|Hanging baskets can be a difficult target for biocontrol of thrips. PHOTO BY GRAEME MURPHY, OMAFRA
Spring crops are grown either from seed or from vegetative cuttings. For cuttings coming in from offshore propagators, there are two concerns:
- Thrips may be present on cuttings, which can result in an established population very early in the crop and the biocontrol agents having to catch up, which can be very difficult.
- Secondly, and perhaps of more concern, is the potential for pesticide residues on the plant material. Such residues can be harmful to biocontrol agents for a number of weeks, effectively delaying the start of the biocontrol program and allowing thrips to develop through one or more generations before natural enemies can become established.
CROPS GROWN FROM SEED BEGIN WITH A CLEAN SHEET
■ Crops grown from seed begin with a clean sheet. There are no issues with either thrips or pesticide residues. Any thrips that are found on seeded crops have come from elsewhere in the greenhouse.
I don’t want to belabour this point too much; Ronald Valentin has written an excellent article on the issue of pesticide residues in cuttings, which will be published in the April issue of Greenhouse Canada.
As soon as cuttings are planted and on the rooting bench, growers are adopting a number of different approaches, depending on the crop being grown, its susceptibility to thrips, and the history of thrips problems in the greenhouse. Cuttings on a rooting bench provide an ideal opportunity to begin a biocontrol program:
- The environment is excellent, with high humidity and warm temperatures.
- It is very intensive with large volumes of plant material located in a small area, allowing for very efficient use and distribution of biocontrol agents.
- Individual plants consist of a small leaf area and (hopefully) very low levels of thrips, the ideal situation in which to start a biocontrol program.
- The strategies that growers are adopting at this stage include:
- Weekly applications of nematodes and/or BotaniGard – the moist, warm conditions on the rooting bench are perfect for these two products.
- Weekly applications of predatory mites such as Amblyseius cucumeris. Growers usually apply bulk product that is sprinkled over the bench. Because of the closely packed plant material, there is very little wastage. Almost everything applied reaches the target.
- One-time applications of predators such as Hypoaspis or Atheta, that live in the growing medium and feed on insects such as thrips pupae and fungus gnats.
- For a start, they are a much longer term crop than most spring crops, giving the thrips more developmental time to build up populations.
- They are usually started on the bench, and hung up when bench space is needed for later bedding plant crops. When they are hung, they are at a slightly higher temperature than other plant material on the benches or floors; as a result, thrips development is more rapid.

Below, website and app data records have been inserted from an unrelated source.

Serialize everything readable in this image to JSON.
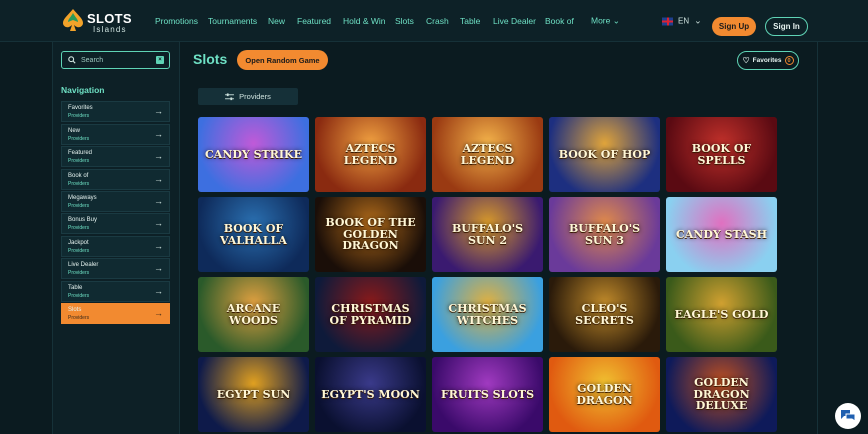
{
  "brand": {
    "name": "SLOTS",
    "sub": "Islands"
  },
  "nav": [
    {
      "label": "Promotions"
    },
    {
      "label": "Tournaments"
    },
    {
      "label": "New"
    },
    {
      "label": "Featured"
    },
    {
      "label": "Hold & Win"
    },
    {
      "label": "Slots"
    },
    {
      "label": "Crash"
    },
    {
      "label": "Table"
    },
    {
      "label": "Live Dealer"
    },
    {
      "label": "Book of"
    },
    {
      "label": "More"
    }
  ],
  "language": "EN",
  "header_buttons": {
    "signup": "Sign Up",
    "signin": "Sign In"
  },
  "search": {
    "placeholder": "Search"
  },
  "sidebar": {
    "heading": "Navigation",
    "items": [
      {
        "title": "Favorites",
        "sub": "Providers"
      },
      {
        "title": "New",
        "sub": "Providers"
      },
      {
        "title": "Featured",
        "sub": "Providers"
      },
      {
        "title": "Book of",
        "sub": "Providers"
      },
      {
        "title": "Megaways",
        "sub": "Providers"
      },
      {
        "title": "Bonus Buy",
        "sub": "Providers"
      },
      {
        "title": "Jackpot",
        "sub": "Providers"
      },
      {
        "title": "Live Dealer",
        "sub": "Providers"
      },
      {
        "title": "Table",
        "sub": "Providers"
      },
      {
        "title": "Slots",
        "sub": "Providers",
        "active": true
      }
    ]
  },
  "main": {
    "title": "Slots",
    "random_button": "Open Random Game",
    "favorites": {
      "label": "Favorites",
      "count": "0"
    },
    "providers_button": "Providers"
  },
  "games": [
    {
      "name": "Candy Strike",
      "c1": "#3d6fe0",
      "c2": "#c05ad8"
    },
    {
      "name": "Aztecs Legend",
      "c1": "#8a2a10",
      "c2": "#f0a040"
    },
    {
      "name": "Aztecs Legend",
      "c1": "#9a3a12",
      "c2": "#f3b24a"
    },
    {
      "name": "Book of Hop",
      "c1": "#1d2f80",
      "c2": "#e0a43a"
    },
    {
      "name": "Book of Spells",
      "c1": "#5a0a12",
      "c2": "#c0302a"
    },
    {
      "name": "Book of Valhalla",
      "c1": "#0e2a5a",
      "c2": "#2a6fb0"
    },
    {
      "name": "Book of the Golden Dragon",
      "c1": "#1a0e08",
      "c2": "#b06a1a"
    },
    {
      "name": "Buffalo's Sun 2",
      "c1": "#3a1a70",
      "c2": "#d89a2a"
    },
    {
      "name": "Buffalo's Sun 3",
      "c1": "#6a3a9a",
      "c2": "#e08a4a"
    },
    {
      "name": "Candy Stash",
      "c1": "#8ad0f0",
      "c2": "#e070c0"
    },
    {
      "name": "Arcane Woods",
      "c1": "#2a5a2a",
      "c2": "#e0a040"
    },
    {
      "name": "Christmas of Pyramid",
      "c1": "#0e1a3a",
      "c2": "#8a1a1a"
    },
    {
      "name": "Christmas Witches",
      "c1": "#3aa0e0",
      "c2": "#e0b040"
    },
    {
      "name": "Cleo's Secrets",
      "c1": "#2a1a0a",
      "c2": "#c08a2a"
    },
    {
      "name": "Eagle's Gold",
      "c1": "#3a5a1a",
      "c2": "#d0a030"
    },
    {
      "name": "Egypt Sun",
      "c1": "#0e1a4a",
      "c2": "#e0a020"
    },
    {
      "name": "Egypt's Moon",
      "c1": "#0a1030",
      "c2": "#3a3a8a"
    },
    {
      "name": "Fruits Slots",
      "c1": "#3a0a6a",
      "c2": "#a03ac0"
    },
    {
      "name": "Golden Dragon",
      "c1": "#e05a10",
      "c2": "#f0c030"
    },
    {
      "name": "Golden Dragon Deluxe",
      "c1": "#0e1a5a",
      "c2": "#c05020"
    }
  ]
}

- Also when they are hung, it is much more difficult to monitor them, and as a result, pest problems develop unnoticed.
- Finally, when thrips pupate, they often drop from the plant to the growing medium or to the ground. As plant material in baskets often overhangs the basket perimeter, this means that the thrips can drop to the crops on benches and floors below, spreading the infestation to other areas.
In the spring of 2010, the biocontrol companies started producing a new packaging/distribution method for the predatory mite Amblyseius cucumeris, the most commonly used thrips biocontrol agent. This was a slow-release sachet with a lower starting population of mites (between 100-250) and in a smaller sachet. Dubbed the “mini-sachet,” it sells for approximately $0.10 each and makes biocontrol of thrips much more viable. The number of mites produced over a five- to six-week period can be in the range of 1,000 to 1,500, which is many more than could ever be applied (economically) by sprinkling.

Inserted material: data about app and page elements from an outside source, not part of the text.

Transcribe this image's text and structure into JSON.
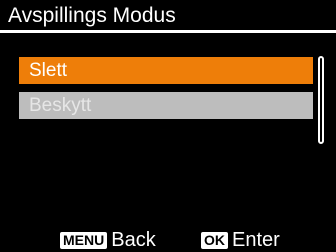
{
  "header": {
    "title": "Avspillings Modus"
  },
  "menu": {
    "items": [
      {
        "label": "Slett",
        "state": "selected"
      },
      {
        "label": "Beskytt",
        "state": "disabled"
      }
    ]
  },
  "footer": {
    "back": {
      "key": "MENU",
      "label": "Back"
    },
    "enter": {
      "key": "OK",
      "label": "Enter"
    }
  },
  "colors": {
    "selected": "#ee7e09",
    "disabled": "#bdbdbd",
    "background": "#000000"
  }
}
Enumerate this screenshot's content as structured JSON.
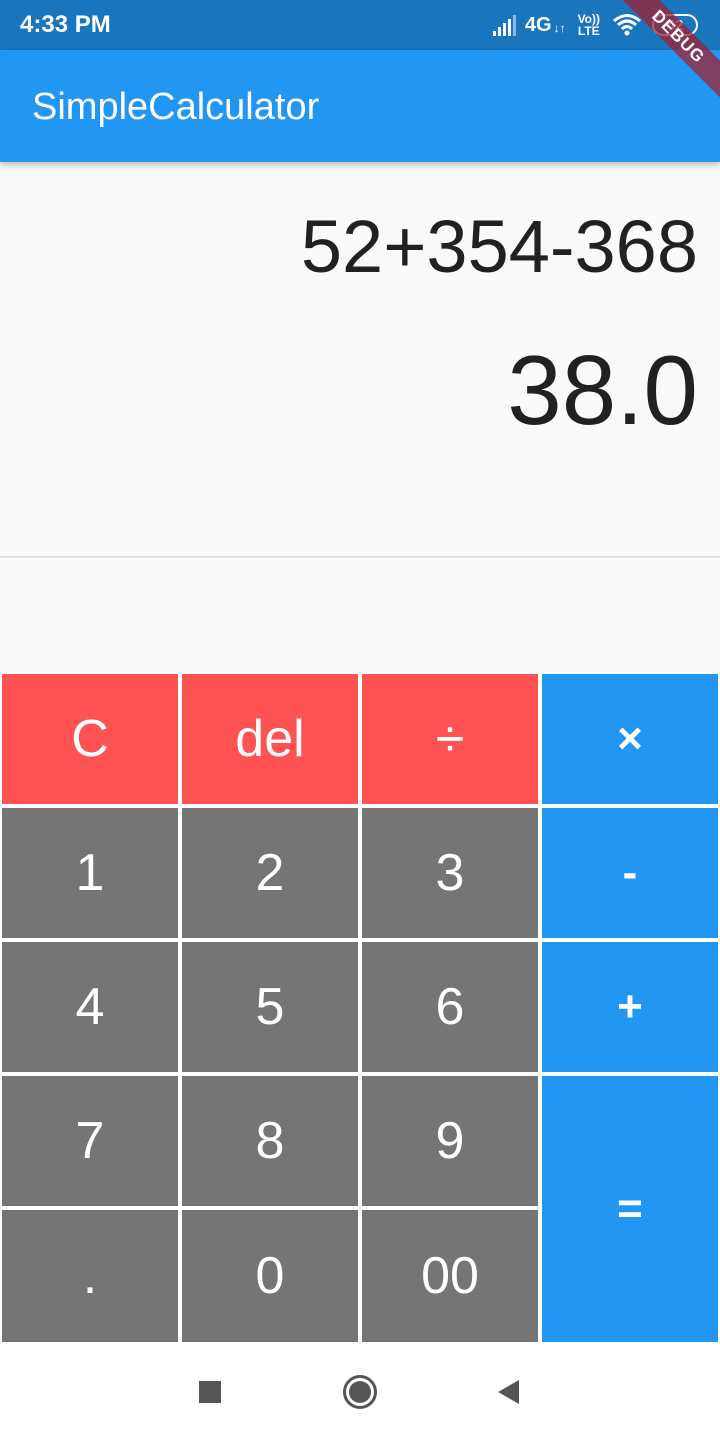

The mini-sachets developed an instant following in Ontario, with some growers even using them in crops other than hanging baskets, e.g., potted chrysanthemum and potted gerbera. Many growers are planning to use them again in 2011.
Thrips is still one of the most significant pests for greenhouse flower growers and the lack of effective pesticides has been a major motivating factor for growers to adopt biocontrol as their first line of defence. The success that many are having in controlling this pest is evidence of their perseverance and creativity. It is still a battle and growers are never happy until the crop is finally out of the greenhouse, but there is more optimism now that thrips control can be achieved.